* TRY IT: Your task is to retype each line of the data below exactly.

Interface dataset entries:

*** Begin section ***

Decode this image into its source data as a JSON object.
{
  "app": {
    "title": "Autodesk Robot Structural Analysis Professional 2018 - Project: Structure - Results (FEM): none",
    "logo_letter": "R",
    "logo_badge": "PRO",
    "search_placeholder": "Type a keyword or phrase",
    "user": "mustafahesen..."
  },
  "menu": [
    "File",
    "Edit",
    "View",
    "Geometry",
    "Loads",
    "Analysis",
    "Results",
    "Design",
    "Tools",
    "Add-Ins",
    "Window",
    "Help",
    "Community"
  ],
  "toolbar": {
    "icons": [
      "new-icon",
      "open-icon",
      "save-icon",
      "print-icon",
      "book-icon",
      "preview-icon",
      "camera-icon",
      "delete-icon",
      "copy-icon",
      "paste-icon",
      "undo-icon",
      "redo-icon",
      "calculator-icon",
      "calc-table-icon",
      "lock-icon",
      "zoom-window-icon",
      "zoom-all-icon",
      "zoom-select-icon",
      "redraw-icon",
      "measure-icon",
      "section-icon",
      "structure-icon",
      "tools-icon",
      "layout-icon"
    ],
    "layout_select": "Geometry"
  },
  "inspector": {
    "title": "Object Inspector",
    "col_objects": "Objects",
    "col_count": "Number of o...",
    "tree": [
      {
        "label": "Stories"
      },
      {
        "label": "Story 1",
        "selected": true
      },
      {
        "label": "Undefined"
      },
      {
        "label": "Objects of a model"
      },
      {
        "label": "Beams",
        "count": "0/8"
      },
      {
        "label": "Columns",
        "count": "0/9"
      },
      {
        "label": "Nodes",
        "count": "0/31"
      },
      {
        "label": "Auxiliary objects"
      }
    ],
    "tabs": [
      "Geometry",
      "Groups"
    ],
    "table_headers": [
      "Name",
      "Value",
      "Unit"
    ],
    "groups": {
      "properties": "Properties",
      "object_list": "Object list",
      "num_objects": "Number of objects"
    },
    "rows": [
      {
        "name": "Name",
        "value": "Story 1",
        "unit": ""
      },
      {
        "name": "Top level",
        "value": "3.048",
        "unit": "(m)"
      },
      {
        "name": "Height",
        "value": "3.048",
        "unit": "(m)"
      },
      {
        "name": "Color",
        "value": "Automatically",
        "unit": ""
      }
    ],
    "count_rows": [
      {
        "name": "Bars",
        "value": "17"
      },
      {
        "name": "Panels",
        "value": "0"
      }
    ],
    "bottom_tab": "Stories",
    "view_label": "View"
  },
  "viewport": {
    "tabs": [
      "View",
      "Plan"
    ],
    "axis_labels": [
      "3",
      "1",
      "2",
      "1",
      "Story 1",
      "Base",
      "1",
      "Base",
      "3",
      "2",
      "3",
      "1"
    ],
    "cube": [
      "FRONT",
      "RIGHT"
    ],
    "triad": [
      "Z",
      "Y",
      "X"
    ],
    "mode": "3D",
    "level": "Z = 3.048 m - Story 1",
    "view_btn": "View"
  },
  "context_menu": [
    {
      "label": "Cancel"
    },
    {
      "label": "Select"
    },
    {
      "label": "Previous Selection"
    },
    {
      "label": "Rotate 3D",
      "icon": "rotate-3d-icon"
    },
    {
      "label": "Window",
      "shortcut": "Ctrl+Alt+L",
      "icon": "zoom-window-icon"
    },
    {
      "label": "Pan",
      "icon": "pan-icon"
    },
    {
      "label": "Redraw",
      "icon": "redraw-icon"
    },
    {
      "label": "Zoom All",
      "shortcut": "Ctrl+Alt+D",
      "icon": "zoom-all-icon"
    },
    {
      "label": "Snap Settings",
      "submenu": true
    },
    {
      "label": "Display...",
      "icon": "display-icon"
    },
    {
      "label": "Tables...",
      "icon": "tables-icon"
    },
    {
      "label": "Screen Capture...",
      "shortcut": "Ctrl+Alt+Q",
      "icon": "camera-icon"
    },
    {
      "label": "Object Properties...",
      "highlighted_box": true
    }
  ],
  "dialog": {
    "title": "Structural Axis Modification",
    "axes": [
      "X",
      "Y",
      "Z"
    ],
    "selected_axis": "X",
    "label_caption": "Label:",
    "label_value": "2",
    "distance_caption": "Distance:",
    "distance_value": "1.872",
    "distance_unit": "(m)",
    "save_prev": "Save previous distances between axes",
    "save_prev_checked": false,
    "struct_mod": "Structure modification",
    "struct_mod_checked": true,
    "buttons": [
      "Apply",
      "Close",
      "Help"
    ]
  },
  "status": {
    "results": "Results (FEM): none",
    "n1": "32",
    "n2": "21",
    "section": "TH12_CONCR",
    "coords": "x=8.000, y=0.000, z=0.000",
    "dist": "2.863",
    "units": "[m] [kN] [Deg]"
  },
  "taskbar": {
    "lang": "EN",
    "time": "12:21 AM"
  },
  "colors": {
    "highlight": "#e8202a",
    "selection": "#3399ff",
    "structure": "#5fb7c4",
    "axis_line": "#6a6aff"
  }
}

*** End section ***

* RESPONSE:
Decode this image into its source data as a JSON object.
{
  "app": {
    "title": "Autodesk Robot Structural Analysis Professional 2018 - Project: Structure - Results (FEM): none",
    "logo_letter": "R",
    "logo_badge": "PRO",
    "search_placeholder": "Type a keyword or phrase",
    "user": "mustafahesen..."
  },
  "menu": [
    "File",
    "Edit",
    "View",
    "Geometry",
    "Loads",
    "Analysis",
    "Results",
    "Design",
    "Tools",
    "Add-Ins",
    "Window",
    "Help",
    "Community"
  ],
  "toolbar": {
    "icons": [
      "new-icon",
      "open-icon",
      "save-icon",
      "print-icon",
      "book-icon",
      "preview-icon",
      "camera-icon",
      "delete-icon",
      "copy-icon",
      "paste-icon",
      "undo-icon",
      "redo-icon",
      "calculator-icon",
      "calc-table-icon",
      "lock-icon",
      "zoom-window-icon",
      "zoom-all-icon",
      "zoom-select-icon",
      "redraw-icon",
      "measure-icon",
      "section-icon",
      "structure-icon",
      "tools-icon",
      "layout-icon"
    ],
    "layout_select": "Geometry"
  },
  "inspector": {
    "title": "Object Inspector",
    "col_objects": "Objects",
    "col_count": "Number of o...",
    "tree": [
      {
        "label": "Stories"
      },
      {
        "label": "Story 1",
        "selected": true
      },
      {
        "label": "Undefined"
      },
      {
        "label": "Objects of a model"
      },
      {
        "label": "Beams",
        "count": "0/8"
      },
      {
        "label": "Columns",
        "count": "0/9"
      },
      {
        "label": "Nodes",
        "count": "0/31"
      },
      {
        "label": "Auxiliary objects"
      }
    ],
    "tabs": [
      "Geometry",
      "Groups"
    ],
    "table_headers": [
      "Name",
      "Value",
      "Unit"
    ],
    "groups": {
      "properties": "Properties",
      "object_list": "Object list",
      "num_objects": "Number of objects"
    },
    "rows": [
      {
        "name": "Name",
        "value": "Story 1",
        "unit": ""
      },
      {
        "name": "Top level",
        "value": "3.048",
        "unit": "(m)"
      },
      {
        "name": "Height",
        "value": "3.048",
        "unit": "(m)"
      },
      {
        "name": "Color",
        "value": "Automatically",
        "unit": ""
      }
    ],
    "count_rows": [
      {
        "name": "Bars",
        "value": "17"
      },
      {
        "name": "Panels",
        "value": "0"
      }
    ],
    "bottom_tab": "Stories",
    "view_label": "View"
  },
  "viewport": {
    "tabs": [
      "View",
      "Plan"
    ],
    "axis_labels": [
      "3",
      "1",
      "2",
      "1",
      "Story 1",
      "Base",
      "1",
      "Base",
      "3",
      "2",
      "3",
      "1"
    ],
    "cube": [
      "FRONT",
      "RIGHT"
    ],
    "triad": [
      "Z",
      "Y",
      "X"
    ],
    "mode": "3D",
    "level": "Z = 3.048 m - Story 1",
    "view_btn": "View"
  },
  "context_menu": [
    {
      "label": "Cancel"
    },
    {
      "label": "Select"
    },
    {
      "label": "Previous Selection"
    },
    {
      "label": "Rotate 3D",
      "icon": "rotate-3d-icon"
    },
    {
      "label": "Window",
      "shortcut": "Ctrl+Alt+L",
      "icon": "zoom-window-icon"
    },
    {
      "label": "Pan",
      "icon": "pan-icon"
    },
    {
      "label": "Redraw",
      "icon": "redraw-icon"
    },
    {
      "label": "Zoom All",
      "shortcut": "Ctrl+Alt+D",
      "icon": "zoom-all-icon"
    },
    {
      "label": "Snap Settings",
      "submenu": true
    },
    {
      "label": "Display...",
      "icon": "display-icon"
    },
    {
      "label": "Tables...",
      "icon": "tables-icon"
    },
    {
      "label": "Screen Capture...",
      "shortcut": "Ctrl+Alt+Q",
      "icon": "camera-icon"
    },
    {
      "label": "Object Properties...",
      "highlighted_box": true
    }
  ],
  "dialog": {
    "title": "Structural Axis Modification",
    "axes": [
      "X",
      "Y",
      "Z"
    ],
    "selected_axis": "X",
    "label_caption": "Label:",
    "label_value": "2",
    "distance_caption": "Distance:",
    "distance_value": "1.872",
    "distance_unit": "(m)",
    "save_prev": "Save previous distances between axes",
    "save_prev_checked": false,
    "struct_mod": "Structure modification",
    "struct_mod_checked": true,
    "buttons": [
      "Apply",
      "Close",
      "Help"
    ]
  },
  "status": {
    "results": "Results (FEM): none",
    "n1": "32",
    "n2": "21",
    "section": "TH12_CONCR",
    "coords": "x=8.000, y=0.000, z=0.000",
    "dist": "2.863",
    "units": "[m] [kN] [Deg]"
  },
  "taskbar": {
    "lang": "EN",
    "time": "12:21 AM"
  },
  "colors": {
    "highlight": "#e8202a",
    "selection": "#3399ff",
    "structure": "#5fb7c4",
    "axis_line": "#6a6aff"
  }
}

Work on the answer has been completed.